In the numerical solution of hyperbolic partial differential equations by finite differ- ences, stability is well known to be a critical issue. As a first step the difference model must satisfy the von Neumann condition - that is, the basic formula should admit no exponentially growing Fourier modes. For linear problems with smoothly varying coeffi. s dents and no boundaries, this is essentially the whole story, and in fact if one rules out algebraically as well as exponentially growing local Fourier modes, then stability is assured. Results of this kind are widely known and are discussed in the superb book by Richtrnyer and Morton j9J. When boundaries are introduced, the stability problem becomes more subtle. Even here the literature is copious, and a dozen or more people have made substantial contribu- tions, including Godunov and Ryabenkii, Strung, Osher j7J, Kreiss, Gustafsson, Sundstr8m, Tadmor, and Michelson. The best known paper in this area is the one by Gustafsson, Kreiss, and Sundstr8m in 1972 [4J, which presents what is now often referred to as the "GKS stability theory". The great strength of the GKS paper is that it estab- lishes a necessary and sufficient stability condition for difference models of very general form - three-point or multipoint stencil in space, two- level or multilevel in time, explicit or implicit, dissipative or nondissipative.

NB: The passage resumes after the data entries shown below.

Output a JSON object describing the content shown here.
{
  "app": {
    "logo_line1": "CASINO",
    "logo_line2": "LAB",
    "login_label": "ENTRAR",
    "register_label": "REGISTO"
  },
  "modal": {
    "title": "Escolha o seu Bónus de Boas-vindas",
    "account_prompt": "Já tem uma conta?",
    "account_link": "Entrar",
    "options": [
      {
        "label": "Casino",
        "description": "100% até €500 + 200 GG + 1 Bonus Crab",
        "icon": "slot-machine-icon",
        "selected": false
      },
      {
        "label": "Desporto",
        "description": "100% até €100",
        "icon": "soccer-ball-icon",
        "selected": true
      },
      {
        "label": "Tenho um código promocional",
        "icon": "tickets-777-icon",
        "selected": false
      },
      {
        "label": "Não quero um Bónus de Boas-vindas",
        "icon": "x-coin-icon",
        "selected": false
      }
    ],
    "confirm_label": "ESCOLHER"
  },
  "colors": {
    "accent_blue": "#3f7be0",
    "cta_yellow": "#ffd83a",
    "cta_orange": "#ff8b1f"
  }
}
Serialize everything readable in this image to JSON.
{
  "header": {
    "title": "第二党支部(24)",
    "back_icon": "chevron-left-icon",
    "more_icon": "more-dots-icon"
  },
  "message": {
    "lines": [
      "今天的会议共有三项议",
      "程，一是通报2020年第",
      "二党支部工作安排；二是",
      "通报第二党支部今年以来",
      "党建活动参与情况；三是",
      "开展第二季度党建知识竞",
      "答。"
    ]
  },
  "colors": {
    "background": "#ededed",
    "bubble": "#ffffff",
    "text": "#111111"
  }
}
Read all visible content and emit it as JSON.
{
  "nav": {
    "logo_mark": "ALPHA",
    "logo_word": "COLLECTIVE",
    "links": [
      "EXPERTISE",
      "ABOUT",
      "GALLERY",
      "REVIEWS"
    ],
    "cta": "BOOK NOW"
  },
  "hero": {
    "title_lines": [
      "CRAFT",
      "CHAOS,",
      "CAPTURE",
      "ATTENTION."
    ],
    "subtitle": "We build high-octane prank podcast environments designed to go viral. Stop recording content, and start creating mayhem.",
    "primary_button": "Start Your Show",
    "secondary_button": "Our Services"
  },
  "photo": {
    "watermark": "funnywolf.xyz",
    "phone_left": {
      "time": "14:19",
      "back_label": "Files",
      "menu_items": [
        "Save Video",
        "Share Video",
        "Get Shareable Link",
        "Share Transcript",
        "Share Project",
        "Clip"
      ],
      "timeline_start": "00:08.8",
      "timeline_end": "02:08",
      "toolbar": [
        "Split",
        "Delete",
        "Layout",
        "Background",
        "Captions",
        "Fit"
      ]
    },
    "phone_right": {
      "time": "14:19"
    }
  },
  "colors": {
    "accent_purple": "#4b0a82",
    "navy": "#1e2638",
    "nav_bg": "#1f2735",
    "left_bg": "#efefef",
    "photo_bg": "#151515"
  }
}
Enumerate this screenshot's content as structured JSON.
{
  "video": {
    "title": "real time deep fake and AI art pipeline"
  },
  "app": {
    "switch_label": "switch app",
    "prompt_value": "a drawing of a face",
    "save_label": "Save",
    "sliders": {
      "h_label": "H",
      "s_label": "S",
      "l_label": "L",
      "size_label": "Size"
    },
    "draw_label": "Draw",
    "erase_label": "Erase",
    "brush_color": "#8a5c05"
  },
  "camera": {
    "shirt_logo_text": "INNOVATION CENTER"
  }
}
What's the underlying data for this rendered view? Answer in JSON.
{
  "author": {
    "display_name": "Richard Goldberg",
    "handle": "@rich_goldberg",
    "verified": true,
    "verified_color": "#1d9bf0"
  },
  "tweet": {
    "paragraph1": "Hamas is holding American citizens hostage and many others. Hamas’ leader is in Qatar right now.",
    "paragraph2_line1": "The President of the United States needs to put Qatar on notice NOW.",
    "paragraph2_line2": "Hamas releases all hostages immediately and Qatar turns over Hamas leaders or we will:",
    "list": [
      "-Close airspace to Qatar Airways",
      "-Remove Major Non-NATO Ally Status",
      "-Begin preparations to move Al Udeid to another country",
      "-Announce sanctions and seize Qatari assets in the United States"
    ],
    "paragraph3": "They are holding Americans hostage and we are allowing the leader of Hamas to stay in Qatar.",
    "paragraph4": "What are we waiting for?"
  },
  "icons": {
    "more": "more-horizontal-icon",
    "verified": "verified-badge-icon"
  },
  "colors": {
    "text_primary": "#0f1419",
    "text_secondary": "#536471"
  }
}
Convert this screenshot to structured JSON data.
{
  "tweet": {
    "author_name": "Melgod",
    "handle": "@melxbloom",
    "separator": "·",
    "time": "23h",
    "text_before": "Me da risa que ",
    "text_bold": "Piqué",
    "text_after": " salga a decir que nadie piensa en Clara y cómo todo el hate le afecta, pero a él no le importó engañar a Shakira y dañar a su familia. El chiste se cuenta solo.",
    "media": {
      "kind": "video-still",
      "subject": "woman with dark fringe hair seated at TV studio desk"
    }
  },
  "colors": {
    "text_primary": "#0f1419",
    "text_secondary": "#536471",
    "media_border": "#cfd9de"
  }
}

A difficulty with the paper is that it is very hard to read, and this has regrettably limited its influence. Fortunately, some more accessible accounts have appeared recently, including the report by Gustafsson in this volume. My own work in this field has been concerned with giving the stability question for initial boundary value problem models a physical interpretation based on the ideas of dispersive wave propagation and group velocity: Group velocity effects in finite- difference modeling have been surveyed by me in j9J and by Vichnevetsky and Bowles in [13]; others who have been interested in these matters include Matsuno, Grotjahn, and O'Brien in meteorology; Alfold, Bamberger, and Martineau-Niooletis in geophysics; Kentzer, Giles, and Thompkins in aerodynamics...